The SFX form factor has not exploded in popularity in recent years, SFX compliant cases remain rare, but if you need an SFX power supply the Corsair SF series is a great place to start your search for a new PSU. Seven hundred fifty watts of power will be more than enough for almost any PC builder, and the all-black braided cabled provided with the unit will meet the aesthetic needs of all but the pickiest of customers, who undoubtedly would have gone down the custom route regardless of which PSU they bought.

With powerhouse CPUs like the i9-9900K and ray tracing giants like the RTX 2080 Ti on the scene, we can see why 750W SFX power supplies are necessary. The SF750 will be enough to pack both of these high-power products into a MITX system, overclock them, then add an allotment of SSDs, RGB lights and other components while remaining comfortably inside the PSU’s 750W rating. On top of that Corsair’s 80+ Platinum rating ensures that minimal amounts of power will be converted into heat, which in turn will keep the PSU cool and it’s fan quiet.      

While our limited time with this power supply has forced us to forgo full-on testing, Corsair’s track record in PSU world speaks for itself. Perhaps in time, we will have an opportunity to load up the SF750 on our SunMoon load tester, but with CES fast approaching we simply do not have time to give this unit more than a passing glance. We only had time to fully test one PSU, and we decided that Corsair’s new 80+ Titanium AX850 was most deserving of that time. 

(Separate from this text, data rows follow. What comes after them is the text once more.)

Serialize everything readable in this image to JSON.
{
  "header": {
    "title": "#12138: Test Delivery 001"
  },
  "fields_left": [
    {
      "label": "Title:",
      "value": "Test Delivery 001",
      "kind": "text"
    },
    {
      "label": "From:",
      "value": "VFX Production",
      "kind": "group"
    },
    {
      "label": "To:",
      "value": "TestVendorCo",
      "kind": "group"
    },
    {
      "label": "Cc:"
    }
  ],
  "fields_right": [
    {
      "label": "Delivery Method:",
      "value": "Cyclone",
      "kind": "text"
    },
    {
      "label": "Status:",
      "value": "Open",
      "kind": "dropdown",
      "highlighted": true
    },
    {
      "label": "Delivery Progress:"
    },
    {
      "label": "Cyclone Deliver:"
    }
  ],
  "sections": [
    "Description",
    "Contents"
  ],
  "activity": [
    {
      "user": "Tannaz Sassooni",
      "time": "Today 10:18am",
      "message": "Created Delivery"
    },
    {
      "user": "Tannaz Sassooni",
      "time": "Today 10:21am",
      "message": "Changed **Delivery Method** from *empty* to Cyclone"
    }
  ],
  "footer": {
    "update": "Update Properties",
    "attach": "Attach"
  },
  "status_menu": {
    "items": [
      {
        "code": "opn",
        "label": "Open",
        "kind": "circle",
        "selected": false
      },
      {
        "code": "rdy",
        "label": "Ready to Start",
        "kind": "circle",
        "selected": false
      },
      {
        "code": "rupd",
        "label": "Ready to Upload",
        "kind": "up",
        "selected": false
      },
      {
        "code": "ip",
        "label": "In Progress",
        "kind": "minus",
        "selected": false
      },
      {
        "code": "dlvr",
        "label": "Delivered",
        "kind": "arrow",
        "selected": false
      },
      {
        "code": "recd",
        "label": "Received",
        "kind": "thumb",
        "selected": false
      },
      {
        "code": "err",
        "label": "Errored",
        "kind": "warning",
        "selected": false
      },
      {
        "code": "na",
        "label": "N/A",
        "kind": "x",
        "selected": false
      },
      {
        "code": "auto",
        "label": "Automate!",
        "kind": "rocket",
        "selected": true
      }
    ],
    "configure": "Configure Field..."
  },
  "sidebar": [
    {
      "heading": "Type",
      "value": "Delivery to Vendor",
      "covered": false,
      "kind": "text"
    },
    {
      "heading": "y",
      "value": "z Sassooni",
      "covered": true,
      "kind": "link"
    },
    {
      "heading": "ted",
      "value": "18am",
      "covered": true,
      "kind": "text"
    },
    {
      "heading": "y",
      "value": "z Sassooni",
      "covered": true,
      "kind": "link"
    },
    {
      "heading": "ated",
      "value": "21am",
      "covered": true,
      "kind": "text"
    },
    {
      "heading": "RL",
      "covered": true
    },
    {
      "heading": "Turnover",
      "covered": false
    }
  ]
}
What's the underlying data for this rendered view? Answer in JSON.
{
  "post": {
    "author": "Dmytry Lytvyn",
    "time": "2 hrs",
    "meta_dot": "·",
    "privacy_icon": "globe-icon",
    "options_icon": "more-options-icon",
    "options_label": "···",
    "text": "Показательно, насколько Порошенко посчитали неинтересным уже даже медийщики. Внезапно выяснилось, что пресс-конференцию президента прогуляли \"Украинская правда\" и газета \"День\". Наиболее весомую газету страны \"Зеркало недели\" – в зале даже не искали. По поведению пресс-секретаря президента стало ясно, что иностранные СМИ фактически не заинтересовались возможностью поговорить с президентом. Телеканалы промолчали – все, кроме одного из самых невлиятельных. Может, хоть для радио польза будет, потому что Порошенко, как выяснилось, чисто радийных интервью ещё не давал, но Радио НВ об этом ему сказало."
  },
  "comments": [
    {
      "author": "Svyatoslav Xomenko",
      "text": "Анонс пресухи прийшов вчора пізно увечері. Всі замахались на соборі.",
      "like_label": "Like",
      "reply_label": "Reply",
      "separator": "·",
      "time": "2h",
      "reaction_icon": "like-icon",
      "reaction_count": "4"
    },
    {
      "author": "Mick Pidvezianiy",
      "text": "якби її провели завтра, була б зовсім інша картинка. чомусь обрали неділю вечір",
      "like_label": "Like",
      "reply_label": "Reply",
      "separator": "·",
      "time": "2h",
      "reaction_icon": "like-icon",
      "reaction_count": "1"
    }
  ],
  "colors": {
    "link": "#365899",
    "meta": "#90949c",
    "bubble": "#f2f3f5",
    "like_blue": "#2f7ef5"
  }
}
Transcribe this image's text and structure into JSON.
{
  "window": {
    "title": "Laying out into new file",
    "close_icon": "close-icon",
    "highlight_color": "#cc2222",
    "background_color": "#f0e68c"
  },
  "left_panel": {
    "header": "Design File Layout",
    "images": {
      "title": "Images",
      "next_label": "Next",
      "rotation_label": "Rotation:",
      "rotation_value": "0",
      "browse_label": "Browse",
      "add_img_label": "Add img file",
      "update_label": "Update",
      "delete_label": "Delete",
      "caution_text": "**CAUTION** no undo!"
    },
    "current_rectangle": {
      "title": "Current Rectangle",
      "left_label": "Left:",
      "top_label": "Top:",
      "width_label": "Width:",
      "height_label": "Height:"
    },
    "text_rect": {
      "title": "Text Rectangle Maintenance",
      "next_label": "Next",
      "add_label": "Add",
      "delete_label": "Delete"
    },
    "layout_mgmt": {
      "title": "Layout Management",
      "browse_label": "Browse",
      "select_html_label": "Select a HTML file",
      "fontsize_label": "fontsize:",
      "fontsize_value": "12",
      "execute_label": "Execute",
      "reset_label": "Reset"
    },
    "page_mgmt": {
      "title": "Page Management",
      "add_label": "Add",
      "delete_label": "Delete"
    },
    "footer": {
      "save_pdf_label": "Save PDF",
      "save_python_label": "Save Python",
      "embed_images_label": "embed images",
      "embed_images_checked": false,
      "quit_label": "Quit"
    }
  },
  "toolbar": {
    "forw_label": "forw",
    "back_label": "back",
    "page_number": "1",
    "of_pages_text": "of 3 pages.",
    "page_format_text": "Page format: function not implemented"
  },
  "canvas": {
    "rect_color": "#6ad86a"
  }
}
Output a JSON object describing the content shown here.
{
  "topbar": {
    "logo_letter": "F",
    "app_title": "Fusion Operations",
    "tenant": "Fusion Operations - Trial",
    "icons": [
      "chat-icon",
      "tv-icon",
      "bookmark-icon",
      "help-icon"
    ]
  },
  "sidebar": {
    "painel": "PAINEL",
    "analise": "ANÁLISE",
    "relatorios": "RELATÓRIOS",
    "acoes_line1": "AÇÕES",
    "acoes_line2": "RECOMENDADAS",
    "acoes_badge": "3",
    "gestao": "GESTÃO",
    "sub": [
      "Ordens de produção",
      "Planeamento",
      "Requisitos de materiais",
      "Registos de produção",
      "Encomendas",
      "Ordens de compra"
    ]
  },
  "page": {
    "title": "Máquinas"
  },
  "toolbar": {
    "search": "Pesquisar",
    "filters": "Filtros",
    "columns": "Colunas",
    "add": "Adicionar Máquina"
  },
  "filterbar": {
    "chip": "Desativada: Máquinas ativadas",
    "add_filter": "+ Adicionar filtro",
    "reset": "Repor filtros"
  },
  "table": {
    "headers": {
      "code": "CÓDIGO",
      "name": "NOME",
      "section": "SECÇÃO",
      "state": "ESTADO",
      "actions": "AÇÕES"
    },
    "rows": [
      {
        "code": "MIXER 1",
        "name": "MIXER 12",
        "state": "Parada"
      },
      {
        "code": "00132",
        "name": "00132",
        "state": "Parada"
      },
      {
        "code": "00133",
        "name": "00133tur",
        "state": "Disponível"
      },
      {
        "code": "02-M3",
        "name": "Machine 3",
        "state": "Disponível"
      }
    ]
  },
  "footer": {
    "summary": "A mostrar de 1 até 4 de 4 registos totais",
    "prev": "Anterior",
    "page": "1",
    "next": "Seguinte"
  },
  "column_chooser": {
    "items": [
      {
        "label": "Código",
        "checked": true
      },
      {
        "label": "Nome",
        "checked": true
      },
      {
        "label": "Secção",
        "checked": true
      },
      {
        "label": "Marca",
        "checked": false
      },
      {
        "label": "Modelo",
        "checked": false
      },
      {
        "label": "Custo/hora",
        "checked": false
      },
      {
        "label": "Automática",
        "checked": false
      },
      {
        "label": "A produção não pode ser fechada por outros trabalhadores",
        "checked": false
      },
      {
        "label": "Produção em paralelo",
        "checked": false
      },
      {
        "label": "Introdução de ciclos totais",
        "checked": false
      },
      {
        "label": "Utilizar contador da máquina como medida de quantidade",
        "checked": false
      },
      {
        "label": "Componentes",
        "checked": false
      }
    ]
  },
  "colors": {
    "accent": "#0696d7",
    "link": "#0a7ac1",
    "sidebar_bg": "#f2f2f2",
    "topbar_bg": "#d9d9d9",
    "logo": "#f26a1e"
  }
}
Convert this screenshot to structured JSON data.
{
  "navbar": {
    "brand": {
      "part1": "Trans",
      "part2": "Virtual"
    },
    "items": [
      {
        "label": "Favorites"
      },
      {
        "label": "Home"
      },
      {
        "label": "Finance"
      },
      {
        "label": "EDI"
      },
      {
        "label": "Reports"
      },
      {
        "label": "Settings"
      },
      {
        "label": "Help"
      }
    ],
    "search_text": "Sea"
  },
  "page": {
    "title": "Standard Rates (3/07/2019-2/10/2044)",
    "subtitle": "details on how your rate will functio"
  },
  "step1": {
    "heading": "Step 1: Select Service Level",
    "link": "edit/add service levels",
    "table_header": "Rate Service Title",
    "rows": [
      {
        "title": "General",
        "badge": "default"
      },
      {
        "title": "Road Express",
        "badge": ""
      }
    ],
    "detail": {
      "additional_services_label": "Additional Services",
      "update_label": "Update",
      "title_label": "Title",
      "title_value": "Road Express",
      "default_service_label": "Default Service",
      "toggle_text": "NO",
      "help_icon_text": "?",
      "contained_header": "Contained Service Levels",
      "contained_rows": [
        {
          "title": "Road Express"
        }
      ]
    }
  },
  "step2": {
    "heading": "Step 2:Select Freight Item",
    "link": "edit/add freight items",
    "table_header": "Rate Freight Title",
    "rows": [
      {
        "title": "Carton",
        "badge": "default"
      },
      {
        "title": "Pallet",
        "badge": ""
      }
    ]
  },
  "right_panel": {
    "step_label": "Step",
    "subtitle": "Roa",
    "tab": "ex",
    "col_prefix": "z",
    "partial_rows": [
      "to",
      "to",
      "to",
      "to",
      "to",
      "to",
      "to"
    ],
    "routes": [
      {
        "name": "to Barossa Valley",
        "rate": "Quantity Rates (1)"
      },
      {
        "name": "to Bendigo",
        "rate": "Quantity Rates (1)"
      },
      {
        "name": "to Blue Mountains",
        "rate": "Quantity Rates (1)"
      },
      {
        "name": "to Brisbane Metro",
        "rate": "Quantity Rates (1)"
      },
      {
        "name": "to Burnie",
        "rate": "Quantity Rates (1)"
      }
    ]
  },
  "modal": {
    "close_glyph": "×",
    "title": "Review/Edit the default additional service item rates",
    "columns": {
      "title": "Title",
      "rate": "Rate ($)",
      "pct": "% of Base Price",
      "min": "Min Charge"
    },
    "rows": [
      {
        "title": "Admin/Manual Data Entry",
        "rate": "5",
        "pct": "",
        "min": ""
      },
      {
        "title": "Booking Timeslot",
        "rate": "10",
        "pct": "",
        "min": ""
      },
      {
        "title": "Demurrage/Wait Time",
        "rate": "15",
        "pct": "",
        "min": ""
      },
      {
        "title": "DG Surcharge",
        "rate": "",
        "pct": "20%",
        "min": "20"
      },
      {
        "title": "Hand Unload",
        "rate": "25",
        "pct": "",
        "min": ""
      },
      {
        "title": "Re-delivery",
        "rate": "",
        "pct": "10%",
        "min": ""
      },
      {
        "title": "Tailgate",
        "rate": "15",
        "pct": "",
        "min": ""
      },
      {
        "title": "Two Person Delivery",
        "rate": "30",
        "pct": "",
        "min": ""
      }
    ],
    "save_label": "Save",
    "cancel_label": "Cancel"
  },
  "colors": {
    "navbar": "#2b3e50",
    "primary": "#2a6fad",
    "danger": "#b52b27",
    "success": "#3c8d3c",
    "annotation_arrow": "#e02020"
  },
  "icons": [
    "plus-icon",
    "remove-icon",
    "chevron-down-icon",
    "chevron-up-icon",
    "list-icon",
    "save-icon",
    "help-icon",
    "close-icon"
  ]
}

You can join the discussion on Corsair’s SF750 SFX power supply on the OC3D Forums.